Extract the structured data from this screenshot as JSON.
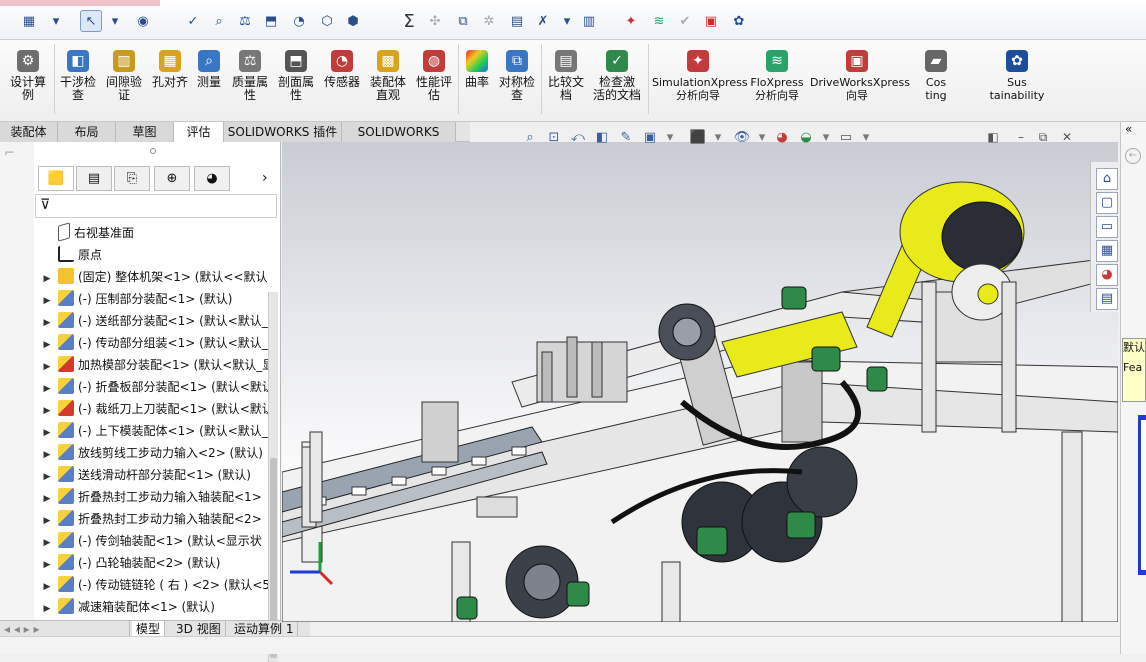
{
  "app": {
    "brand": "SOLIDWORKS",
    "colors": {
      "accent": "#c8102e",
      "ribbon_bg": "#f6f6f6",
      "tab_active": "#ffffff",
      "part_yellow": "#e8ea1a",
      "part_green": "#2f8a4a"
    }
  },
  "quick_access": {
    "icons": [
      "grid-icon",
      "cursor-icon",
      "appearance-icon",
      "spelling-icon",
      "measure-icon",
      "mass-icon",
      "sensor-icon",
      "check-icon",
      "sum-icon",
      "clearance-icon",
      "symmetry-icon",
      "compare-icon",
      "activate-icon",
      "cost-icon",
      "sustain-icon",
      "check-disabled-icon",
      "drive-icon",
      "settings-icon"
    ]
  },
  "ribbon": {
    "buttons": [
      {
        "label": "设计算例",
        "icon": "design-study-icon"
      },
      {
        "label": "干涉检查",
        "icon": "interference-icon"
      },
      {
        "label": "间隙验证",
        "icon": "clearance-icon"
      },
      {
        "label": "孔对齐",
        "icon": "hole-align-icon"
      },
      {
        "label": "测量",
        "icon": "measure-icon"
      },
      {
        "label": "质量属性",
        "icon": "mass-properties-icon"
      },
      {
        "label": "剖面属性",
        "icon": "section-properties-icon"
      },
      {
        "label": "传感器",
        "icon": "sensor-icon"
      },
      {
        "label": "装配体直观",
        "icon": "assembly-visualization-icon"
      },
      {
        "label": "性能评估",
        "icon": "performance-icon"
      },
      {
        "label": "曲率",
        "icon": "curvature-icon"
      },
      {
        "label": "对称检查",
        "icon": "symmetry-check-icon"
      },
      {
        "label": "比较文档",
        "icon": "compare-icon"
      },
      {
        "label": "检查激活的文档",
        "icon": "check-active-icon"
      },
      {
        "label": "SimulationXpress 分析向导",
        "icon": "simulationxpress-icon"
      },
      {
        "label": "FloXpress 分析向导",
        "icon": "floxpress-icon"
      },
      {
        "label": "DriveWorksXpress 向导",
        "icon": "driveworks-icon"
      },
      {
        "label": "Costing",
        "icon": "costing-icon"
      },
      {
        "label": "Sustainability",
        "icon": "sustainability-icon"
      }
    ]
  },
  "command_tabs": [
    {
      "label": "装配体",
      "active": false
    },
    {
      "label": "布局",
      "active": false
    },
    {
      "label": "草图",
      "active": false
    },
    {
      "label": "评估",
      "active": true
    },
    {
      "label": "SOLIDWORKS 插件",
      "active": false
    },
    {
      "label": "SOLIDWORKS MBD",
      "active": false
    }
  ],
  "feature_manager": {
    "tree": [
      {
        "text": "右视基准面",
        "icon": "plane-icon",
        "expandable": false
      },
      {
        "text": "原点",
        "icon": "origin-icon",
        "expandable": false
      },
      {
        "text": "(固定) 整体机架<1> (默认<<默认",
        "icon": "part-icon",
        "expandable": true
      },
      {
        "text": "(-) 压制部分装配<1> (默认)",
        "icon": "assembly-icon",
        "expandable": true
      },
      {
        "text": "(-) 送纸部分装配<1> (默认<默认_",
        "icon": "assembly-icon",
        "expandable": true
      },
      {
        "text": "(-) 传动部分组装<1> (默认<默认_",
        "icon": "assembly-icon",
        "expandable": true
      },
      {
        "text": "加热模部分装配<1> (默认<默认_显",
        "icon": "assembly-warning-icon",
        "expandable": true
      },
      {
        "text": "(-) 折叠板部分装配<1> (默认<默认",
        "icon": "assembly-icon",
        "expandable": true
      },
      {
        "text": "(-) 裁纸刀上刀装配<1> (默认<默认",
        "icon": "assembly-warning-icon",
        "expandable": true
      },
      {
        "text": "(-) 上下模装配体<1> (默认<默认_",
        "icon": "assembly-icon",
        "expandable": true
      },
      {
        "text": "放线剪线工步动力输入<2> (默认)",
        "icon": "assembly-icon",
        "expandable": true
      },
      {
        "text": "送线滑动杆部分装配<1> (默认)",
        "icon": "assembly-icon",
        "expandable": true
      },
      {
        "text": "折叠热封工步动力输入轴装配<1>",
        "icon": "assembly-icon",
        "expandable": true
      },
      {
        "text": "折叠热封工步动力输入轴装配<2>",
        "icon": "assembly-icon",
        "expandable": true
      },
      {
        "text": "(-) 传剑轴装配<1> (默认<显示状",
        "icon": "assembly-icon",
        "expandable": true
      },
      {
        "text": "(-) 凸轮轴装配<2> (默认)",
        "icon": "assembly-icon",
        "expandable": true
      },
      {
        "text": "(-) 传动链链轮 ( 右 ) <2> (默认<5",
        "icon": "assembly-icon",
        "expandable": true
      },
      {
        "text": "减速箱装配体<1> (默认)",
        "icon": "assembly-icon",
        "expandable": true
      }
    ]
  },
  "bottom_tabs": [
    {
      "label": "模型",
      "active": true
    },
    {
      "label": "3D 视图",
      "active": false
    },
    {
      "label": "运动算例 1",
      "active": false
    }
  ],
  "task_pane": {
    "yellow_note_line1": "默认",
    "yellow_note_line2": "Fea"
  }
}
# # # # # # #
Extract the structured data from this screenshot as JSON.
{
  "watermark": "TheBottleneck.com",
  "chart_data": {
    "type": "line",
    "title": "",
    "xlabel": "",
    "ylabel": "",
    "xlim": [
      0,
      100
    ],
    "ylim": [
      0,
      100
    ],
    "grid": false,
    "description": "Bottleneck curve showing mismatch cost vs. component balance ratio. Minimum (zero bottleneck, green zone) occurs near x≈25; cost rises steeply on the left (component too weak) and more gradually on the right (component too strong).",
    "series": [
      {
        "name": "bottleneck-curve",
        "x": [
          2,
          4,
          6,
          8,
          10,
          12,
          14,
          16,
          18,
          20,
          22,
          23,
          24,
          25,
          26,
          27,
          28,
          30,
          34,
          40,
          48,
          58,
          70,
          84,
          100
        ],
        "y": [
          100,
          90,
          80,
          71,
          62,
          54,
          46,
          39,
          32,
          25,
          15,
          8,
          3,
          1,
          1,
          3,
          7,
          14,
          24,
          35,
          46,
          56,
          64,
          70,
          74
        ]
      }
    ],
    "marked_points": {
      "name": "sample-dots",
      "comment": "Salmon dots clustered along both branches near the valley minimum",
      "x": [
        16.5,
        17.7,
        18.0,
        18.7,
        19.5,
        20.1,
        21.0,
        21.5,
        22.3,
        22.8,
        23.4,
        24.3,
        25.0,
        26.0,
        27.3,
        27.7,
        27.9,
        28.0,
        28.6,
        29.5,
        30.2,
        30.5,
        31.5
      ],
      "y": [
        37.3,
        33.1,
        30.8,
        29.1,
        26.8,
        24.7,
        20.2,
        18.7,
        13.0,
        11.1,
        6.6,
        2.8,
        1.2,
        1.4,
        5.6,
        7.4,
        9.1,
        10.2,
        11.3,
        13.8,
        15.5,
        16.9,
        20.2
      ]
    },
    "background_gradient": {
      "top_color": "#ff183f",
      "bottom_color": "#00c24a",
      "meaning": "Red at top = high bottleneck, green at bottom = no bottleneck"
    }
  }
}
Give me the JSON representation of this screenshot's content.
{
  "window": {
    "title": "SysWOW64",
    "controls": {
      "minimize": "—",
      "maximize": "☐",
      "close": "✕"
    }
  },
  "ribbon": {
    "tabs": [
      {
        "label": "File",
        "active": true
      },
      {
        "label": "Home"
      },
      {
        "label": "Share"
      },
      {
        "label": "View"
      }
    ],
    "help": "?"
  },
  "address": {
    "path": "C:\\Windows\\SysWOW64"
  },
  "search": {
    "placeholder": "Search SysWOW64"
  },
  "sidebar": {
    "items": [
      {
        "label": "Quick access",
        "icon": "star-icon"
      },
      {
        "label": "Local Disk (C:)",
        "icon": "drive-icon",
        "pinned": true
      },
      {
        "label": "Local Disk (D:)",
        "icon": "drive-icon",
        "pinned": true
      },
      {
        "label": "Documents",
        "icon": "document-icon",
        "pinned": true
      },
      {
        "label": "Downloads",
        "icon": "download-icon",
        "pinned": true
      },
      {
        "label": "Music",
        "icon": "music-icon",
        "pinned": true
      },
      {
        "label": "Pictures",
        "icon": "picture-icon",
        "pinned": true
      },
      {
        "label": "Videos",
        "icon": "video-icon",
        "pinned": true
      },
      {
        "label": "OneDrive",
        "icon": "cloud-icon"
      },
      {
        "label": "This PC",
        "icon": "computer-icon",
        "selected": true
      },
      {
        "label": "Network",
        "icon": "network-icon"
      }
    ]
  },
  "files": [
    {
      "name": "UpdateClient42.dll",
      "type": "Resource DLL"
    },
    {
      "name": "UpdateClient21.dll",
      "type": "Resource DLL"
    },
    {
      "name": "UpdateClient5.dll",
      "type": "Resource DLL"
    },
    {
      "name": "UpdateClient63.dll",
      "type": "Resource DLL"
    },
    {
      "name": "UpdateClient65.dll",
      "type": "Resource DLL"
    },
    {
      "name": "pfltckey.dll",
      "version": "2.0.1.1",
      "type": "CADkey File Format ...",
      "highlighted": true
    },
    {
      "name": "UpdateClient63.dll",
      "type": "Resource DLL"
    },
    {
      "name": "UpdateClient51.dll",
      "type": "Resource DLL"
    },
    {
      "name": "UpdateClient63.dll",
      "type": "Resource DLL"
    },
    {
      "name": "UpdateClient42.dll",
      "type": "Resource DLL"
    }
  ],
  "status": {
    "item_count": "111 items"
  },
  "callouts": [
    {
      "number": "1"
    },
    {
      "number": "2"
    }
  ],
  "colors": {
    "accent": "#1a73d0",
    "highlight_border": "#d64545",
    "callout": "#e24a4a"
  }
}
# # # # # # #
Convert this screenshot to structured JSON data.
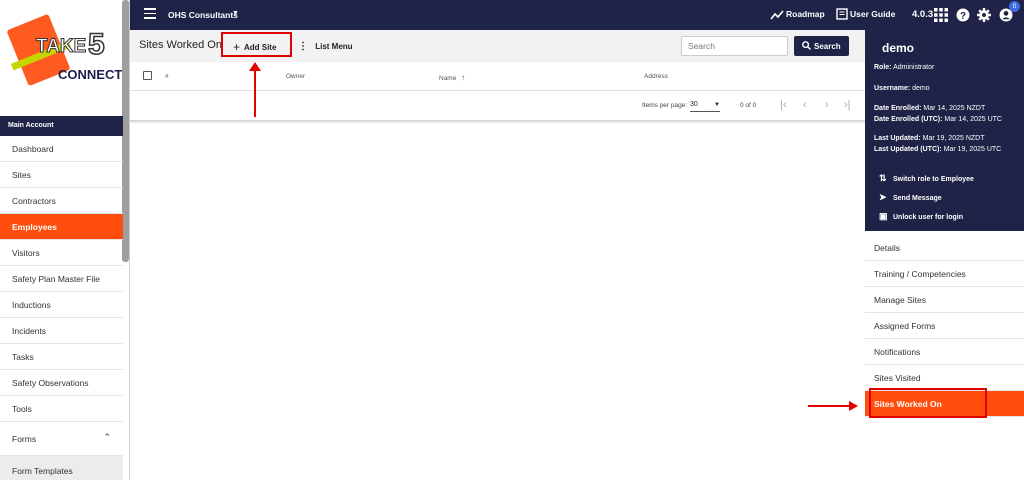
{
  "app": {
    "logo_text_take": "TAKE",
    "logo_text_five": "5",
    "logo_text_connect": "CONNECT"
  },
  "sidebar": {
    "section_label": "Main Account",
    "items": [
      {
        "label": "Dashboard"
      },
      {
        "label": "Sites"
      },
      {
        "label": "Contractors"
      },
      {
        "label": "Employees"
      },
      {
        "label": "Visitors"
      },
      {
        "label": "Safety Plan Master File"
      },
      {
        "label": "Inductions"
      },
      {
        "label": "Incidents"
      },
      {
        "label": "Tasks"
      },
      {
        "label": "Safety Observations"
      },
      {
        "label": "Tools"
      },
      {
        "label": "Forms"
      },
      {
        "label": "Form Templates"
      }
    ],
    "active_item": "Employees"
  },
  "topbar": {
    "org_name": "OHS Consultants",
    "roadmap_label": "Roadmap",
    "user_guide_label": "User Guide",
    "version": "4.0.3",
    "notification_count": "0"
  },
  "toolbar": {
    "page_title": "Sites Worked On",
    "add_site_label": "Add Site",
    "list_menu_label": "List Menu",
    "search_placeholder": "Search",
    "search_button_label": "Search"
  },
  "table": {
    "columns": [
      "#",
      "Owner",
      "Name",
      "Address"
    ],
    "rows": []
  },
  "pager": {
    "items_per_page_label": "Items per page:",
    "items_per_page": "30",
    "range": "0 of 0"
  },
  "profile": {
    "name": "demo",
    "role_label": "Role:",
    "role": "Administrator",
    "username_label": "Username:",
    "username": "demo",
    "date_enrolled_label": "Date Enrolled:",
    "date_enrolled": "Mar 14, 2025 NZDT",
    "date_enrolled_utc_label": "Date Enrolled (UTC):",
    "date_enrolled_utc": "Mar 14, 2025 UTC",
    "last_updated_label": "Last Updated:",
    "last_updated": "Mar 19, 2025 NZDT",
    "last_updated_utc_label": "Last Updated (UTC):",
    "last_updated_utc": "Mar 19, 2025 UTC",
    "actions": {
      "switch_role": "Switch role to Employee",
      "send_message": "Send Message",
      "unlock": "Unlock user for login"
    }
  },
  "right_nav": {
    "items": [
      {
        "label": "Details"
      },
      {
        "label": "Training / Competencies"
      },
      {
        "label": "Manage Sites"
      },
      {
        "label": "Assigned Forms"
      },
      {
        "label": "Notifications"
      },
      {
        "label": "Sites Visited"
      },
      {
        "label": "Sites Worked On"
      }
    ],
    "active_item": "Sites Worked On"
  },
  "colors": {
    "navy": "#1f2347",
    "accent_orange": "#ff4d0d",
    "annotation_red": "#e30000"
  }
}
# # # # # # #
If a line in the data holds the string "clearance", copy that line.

      "clearance-icon",
        "icon": "clearance-icon"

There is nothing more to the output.